WHAT IS REQUIRED: Leave out the pictures and repeat exactly the lines from the one containing "Output a JSON" through the end of the records.
*** EXERCISE MATERIAL
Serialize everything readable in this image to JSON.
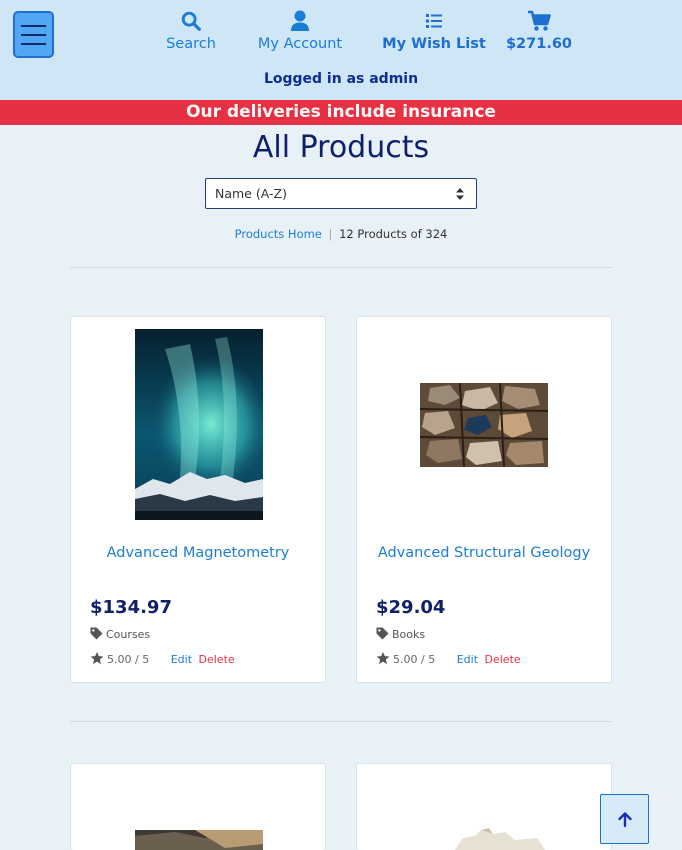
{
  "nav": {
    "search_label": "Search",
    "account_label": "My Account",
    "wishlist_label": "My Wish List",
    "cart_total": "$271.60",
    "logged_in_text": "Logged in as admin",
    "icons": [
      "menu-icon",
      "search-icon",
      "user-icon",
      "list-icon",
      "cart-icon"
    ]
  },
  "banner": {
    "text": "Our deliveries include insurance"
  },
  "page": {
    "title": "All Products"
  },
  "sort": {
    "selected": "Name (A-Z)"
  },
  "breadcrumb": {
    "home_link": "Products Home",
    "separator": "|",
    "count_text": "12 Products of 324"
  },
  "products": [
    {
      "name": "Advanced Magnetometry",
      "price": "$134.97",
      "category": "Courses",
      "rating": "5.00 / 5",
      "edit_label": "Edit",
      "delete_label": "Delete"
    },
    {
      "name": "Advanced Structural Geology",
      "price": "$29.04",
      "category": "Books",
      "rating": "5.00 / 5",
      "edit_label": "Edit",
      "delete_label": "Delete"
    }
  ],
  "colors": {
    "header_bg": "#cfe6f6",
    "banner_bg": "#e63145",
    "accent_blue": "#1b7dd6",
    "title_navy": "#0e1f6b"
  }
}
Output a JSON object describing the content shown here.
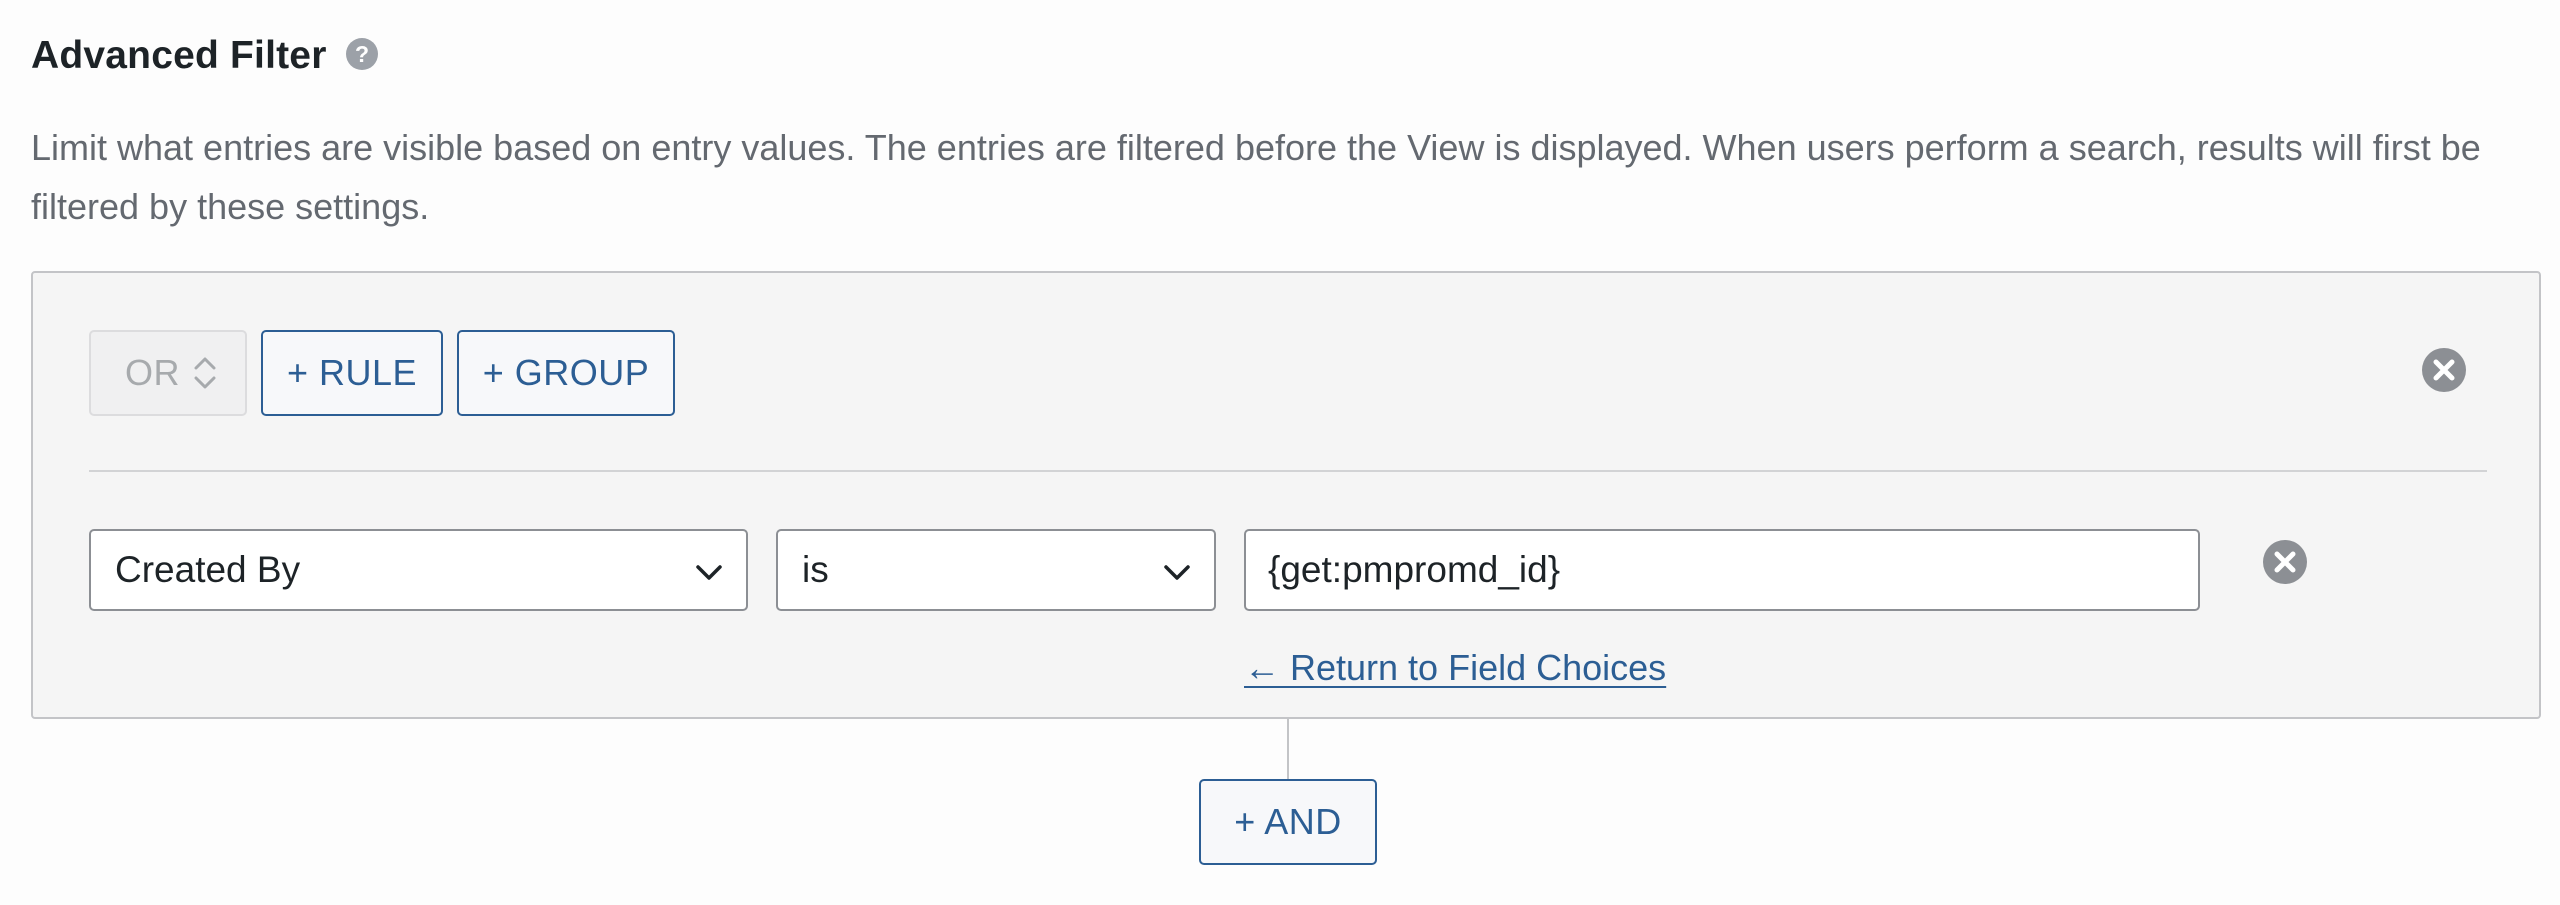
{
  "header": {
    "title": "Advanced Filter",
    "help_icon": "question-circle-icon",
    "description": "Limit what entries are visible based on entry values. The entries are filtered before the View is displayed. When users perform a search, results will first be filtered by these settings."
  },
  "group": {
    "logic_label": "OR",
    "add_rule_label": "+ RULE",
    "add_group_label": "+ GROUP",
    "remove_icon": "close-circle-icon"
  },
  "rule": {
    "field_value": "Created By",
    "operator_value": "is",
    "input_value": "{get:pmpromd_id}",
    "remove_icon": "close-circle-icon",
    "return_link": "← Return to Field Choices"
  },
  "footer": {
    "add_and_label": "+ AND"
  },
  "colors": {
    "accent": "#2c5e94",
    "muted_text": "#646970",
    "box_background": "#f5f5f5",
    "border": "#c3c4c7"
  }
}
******
RESULT OF THE TASK:
Output a JSON object describing the content shown here.
{
  "header": {
    "title": "Advanced Filter",
    "help_icon": "question-circle-icon",
    "description": "Limit what entries are visible based on entry values. The entries are filtered before the View is displayed. When users perform a search, results will first be filtered by these settings."
  },
  "group": {
    "logic_label": "OR",
    "add_rule_label": "+ RULE",
    "add_group_label": "+ GROUP",
    "remove_icon": "close-circle-icon"
  },
  "rule": {
    "field_value": "Created By",
    "operator_value": "is",
    "input_value": "{get:pmpromd_id}",
    "remove_icon": "close-circle-icon",
    "return_link": "← Return to Field Choices"
  },
  "footer": {
    "add_and_label": "+ AND"
  },
  "colors": {
    "accent": "#2c5e94",
    "muted_text": "#646970",
    "box_background": "#f5f5f5",
    "border": "#c3c4c7"
  }
}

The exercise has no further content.